Sometimes, life’s poetry comes out in actual words, in lines of deep meaning and emotion. For example, during an icebreaker activity at a recent Bible study, in which we had to create sentences out of the random assortment of words we pulled from a box, one friend wrote this simple phrase: “El pájaro negro suena al campo.” (“The black bird sounds like the field.”) Maybe to those of you more scientific and literal minded, such a sentence might seem like mere nonsense.  And yet for me, there is something in those six (or seven) words that thrills through my inner mind, something elusive that my spirit identifies with but can’t quite define, something that speaks of whole worlds residing in the simple song of a simple creature of the earth. Read those words again. Do you see what I mean?

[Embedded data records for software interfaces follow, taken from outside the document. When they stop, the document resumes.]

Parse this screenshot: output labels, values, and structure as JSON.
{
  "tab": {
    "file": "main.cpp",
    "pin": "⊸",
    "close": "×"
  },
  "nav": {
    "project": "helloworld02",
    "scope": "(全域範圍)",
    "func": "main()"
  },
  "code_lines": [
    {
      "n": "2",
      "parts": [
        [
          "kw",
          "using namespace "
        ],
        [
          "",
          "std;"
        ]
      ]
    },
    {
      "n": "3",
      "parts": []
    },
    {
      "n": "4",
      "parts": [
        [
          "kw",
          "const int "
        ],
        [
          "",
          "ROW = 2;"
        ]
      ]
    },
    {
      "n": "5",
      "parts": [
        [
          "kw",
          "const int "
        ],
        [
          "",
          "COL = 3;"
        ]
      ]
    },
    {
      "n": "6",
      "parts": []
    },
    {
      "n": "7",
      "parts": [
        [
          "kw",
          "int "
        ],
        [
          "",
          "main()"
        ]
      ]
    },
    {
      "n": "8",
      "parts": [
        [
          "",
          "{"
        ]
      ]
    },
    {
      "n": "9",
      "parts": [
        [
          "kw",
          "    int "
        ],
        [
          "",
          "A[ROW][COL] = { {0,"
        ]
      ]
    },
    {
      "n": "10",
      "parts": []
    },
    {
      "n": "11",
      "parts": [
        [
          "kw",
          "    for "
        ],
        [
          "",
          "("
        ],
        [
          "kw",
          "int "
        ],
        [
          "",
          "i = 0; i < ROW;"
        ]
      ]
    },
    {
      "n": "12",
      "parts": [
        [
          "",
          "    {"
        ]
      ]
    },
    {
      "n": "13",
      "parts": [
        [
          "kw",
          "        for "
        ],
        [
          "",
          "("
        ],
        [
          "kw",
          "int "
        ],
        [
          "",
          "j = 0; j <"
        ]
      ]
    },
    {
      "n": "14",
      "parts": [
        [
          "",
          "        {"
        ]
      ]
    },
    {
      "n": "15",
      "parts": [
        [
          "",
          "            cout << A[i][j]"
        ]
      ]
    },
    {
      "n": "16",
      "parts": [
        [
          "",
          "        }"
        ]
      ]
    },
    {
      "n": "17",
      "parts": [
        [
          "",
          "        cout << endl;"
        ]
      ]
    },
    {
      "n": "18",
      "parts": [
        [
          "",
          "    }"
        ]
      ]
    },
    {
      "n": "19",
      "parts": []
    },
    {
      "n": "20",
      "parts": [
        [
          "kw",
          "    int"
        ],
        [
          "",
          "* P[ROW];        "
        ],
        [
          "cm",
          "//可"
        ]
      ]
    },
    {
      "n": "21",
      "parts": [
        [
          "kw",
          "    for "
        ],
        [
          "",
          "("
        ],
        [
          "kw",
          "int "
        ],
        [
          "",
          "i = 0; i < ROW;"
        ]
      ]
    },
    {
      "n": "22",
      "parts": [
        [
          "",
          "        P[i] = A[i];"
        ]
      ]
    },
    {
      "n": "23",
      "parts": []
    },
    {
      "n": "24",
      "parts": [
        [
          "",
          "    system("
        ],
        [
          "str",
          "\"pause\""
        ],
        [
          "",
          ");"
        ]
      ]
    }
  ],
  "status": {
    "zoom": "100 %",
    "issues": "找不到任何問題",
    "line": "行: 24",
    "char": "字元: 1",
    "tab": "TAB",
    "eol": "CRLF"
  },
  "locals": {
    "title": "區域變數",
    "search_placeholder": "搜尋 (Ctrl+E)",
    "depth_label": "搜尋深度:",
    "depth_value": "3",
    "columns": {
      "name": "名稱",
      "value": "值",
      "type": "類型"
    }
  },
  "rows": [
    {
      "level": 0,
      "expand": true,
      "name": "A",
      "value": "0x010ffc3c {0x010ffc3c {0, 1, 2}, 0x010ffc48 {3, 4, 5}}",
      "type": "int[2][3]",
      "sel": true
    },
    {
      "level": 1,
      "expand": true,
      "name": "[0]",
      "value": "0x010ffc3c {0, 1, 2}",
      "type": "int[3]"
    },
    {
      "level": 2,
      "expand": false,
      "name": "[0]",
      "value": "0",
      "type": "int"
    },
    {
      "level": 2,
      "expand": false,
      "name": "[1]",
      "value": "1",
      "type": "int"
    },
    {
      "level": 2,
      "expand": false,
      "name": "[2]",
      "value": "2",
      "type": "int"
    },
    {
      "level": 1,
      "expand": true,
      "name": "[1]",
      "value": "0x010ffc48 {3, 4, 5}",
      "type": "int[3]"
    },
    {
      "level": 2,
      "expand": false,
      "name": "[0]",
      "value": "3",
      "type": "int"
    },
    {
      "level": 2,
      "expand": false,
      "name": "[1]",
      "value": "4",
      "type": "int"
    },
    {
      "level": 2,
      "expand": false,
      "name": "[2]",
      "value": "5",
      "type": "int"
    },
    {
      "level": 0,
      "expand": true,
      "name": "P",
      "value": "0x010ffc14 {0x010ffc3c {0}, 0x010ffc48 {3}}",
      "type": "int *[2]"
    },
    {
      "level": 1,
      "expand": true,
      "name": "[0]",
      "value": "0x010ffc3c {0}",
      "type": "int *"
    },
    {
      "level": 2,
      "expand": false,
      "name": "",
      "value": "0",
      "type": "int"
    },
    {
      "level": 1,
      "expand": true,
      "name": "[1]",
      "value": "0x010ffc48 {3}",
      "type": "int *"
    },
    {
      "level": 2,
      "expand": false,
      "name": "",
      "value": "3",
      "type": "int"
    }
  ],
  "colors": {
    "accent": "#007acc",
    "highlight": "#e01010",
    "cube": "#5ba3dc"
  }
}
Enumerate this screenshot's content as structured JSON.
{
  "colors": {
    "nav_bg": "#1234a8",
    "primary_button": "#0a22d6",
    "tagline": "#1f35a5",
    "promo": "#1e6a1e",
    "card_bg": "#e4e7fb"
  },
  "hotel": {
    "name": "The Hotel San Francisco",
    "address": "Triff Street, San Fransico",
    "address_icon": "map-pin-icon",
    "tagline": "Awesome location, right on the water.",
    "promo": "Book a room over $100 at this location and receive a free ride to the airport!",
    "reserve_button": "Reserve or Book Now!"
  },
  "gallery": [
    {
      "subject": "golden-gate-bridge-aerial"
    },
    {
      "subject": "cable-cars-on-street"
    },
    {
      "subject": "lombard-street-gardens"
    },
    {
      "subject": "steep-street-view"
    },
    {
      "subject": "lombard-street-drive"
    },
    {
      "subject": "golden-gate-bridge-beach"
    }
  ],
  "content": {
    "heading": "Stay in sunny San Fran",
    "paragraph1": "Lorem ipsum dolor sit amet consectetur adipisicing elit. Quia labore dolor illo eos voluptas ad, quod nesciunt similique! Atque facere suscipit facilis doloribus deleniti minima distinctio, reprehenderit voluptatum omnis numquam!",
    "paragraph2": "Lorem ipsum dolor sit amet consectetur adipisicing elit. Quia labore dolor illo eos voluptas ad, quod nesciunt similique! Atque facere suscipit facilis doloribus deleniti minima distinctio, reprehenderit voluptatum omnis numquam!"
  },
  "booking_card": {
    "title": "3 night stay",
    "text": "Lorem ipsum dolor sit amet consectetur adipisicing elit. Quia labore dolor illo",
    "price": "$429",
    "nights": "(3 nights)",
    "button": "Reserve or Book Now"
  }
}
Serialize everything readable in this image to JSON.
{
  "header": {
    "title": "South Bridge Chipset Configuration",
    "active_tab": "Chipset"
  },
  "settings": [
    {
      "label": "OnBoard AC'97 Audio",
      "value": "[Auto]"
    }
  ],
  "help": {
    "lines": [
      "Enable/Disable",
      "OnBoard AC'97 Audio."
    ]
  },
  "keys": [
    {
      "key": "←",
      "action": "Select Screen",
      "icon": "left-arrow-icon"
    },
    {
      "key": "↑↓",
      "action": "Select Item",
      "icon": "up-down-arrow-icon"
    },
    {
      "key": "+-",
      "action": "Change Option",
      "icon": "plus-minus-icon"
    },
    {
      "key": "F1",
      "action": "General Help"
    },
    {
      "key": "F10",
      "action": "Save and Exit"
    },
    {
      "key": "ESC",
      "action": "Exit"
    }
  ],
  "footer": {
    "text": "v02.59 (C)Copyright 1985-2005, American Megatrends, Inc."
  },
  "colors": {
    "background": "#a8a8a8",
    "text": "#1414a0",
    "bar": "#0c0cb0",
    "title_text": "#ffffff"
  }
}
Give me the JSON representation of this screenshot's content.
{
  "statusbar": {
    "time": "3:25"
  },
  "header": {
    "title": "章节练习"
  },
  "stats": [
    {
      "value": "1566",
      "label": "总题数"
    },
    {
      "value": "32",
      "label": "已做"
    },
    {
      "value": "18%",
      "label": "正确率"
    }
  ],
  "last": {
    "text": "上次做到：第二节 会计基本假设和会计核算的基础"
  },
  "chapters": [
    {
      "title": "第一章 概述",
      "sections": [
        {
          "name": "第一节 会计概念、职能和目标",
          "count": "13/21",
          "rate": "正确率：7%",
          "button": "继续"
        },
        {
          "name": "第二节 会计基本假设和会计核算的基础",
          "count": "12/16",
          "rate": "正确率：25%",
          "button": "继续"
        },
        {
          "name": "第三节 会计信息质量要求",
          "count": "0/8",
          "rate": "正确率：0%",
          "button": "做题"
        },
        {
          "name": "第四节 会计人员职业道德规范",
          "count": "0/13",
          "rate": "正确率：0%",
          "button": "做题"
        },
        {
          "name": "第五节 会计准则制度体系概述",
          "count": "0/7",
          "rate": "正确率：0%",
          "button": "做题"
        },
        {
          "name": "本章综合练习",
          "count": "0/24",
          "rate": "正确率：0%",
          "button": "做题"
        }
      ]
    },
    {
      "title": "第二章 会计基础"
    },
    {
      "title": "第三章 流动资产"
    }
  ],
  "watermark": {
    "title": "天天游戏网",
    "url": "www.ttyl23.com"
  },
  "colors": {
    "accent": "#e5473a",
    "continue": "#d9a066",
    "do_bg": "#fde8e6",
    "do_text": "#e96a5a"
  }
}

Of course, if words of poetry aren’t for you, there’s all of Creation waiting just outside to astound you with beautifully complex poems of form and movement.  A couple weeks ago, I decided to rest by the side of the river in Toledo as I waited for my parents and aunt and uncle to tour the cathedral (I was tired and had already seen it). As I sat on a bench at the top of the cliffs dropping down to the water, my mind releasing the worries of the day and soaking in the peace and calm of the water below, a flock of birds suddenly took off from the lower slopes of the opposite cliffs. There were hundreds of them swirling about in flurries and floating to and fro. I looked down at them from above and felt like I was watching Nature’s soul dance about in sheer joy, swooping intricately in patterns I could not follow as it gave full vent to its passion, heedless of who could see.

Then, sometimes poetry comes out of something unexpected. Like a movie you go to see with your roommate that turns out to be poignantly beautiful and heart breaking. A couple weeks ago, Kels and I went to the little theater across the street to see a modern interpretation of the classic Snow White tale set in Sevilla, Spain, in the 1920s. We were rather surprised when we realized it was silent, but the lack of voice made the music and the visual aspect so much more impelling. Plus, the cinematography was beautiful.

There are many other ways that life’s poetry can be experienced too. You can feel it in the embrace of someone you love after a long separation or in that last sweet look when they turn around before disappearing into airport security on their way back home. You can smell it in the melody of aromas wafting around your apartment building during the lunch hour. You can hear it in the crunchy resonance of your feet on the park trails as you go for an early run. You can see it in foam twisting up in a passing swirl of wind from the fountain that someone has secretly tainted with soap.

So for those who claim poetry is dead – each moment, each experience has something of poetry in it. Life is, in and of itself, in many ways a poem. Sometimes we just need to liberate our minds from the mundane rut we so often fall into to be able to see it. We need to think, to feel, to see, to smell. We need to participate in the poem.